* _Exercise directions_
Please return every line of the records that contains the word "Plane".

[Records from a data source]
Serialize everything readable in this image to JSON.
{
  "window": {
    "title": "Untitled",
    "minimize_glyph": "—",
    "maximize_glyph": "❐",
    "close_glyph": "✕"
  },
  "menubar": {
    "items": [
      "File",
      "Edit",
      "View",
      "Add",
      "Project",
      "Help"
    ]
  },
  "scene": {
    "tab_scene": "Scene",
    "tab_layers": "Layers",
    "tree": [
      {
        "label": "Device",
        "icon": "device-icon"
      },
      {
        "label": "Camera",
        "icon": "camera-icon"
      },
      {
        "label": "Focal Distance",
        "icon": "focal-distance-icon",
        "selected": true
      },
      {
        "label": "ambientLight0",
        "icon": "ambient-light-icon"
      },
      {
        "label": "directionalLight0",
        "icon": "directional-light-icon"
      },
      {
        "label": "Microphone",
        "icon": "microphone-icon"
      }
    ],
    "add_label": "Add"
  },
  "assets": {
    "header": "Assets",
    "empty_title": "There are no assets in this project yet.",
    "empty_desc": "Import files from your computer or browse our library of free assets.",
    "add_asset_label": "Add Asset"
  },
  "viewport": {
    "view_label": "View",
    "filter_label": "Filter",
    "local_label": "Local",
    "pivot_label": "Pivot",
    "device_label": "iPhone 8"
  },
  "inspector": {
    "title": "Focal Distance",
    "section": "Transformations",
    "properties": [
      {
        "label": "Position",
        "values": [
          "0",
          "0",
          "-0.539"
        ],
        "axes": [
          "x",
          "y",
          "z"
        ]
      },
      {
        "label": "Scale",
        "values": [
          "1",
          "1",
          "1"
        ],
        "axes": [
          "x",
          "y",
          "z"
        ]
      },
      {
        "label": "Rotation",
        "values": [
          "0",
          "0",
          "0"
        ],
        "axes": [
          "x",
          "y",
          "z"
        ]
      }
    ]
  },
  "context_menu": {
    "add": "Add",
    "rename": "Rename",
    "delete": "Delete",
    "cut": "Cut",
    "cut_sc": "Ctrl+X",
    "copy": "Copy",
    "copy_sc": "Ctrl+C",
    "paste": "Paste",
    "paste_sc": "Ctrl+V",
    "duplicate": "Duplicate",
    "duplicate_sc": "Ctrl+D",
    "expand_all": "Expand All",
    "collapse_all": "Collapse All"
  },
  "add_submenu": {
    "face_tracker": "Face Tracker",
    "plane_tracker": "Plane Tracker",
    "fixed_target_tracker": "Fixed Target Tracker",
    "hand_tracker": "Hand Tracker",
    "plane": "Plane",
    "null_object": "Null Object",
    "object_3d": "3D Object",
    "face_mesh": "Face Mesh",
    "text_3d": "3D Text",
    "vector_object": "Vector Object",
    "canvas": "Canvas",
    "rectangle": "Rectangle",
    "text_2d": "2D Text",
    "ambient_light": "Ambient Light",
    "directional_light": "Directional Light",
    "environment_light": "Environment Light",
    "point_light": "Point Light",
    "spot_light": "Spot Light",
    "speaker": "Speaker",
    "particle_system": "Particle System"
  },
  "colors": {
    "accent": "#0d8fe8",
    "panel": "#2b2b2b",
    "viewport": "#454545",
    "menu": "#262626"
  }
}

* _Response box_
    "plane_tracker": "Plane Tracker",
    "plane": "Plane",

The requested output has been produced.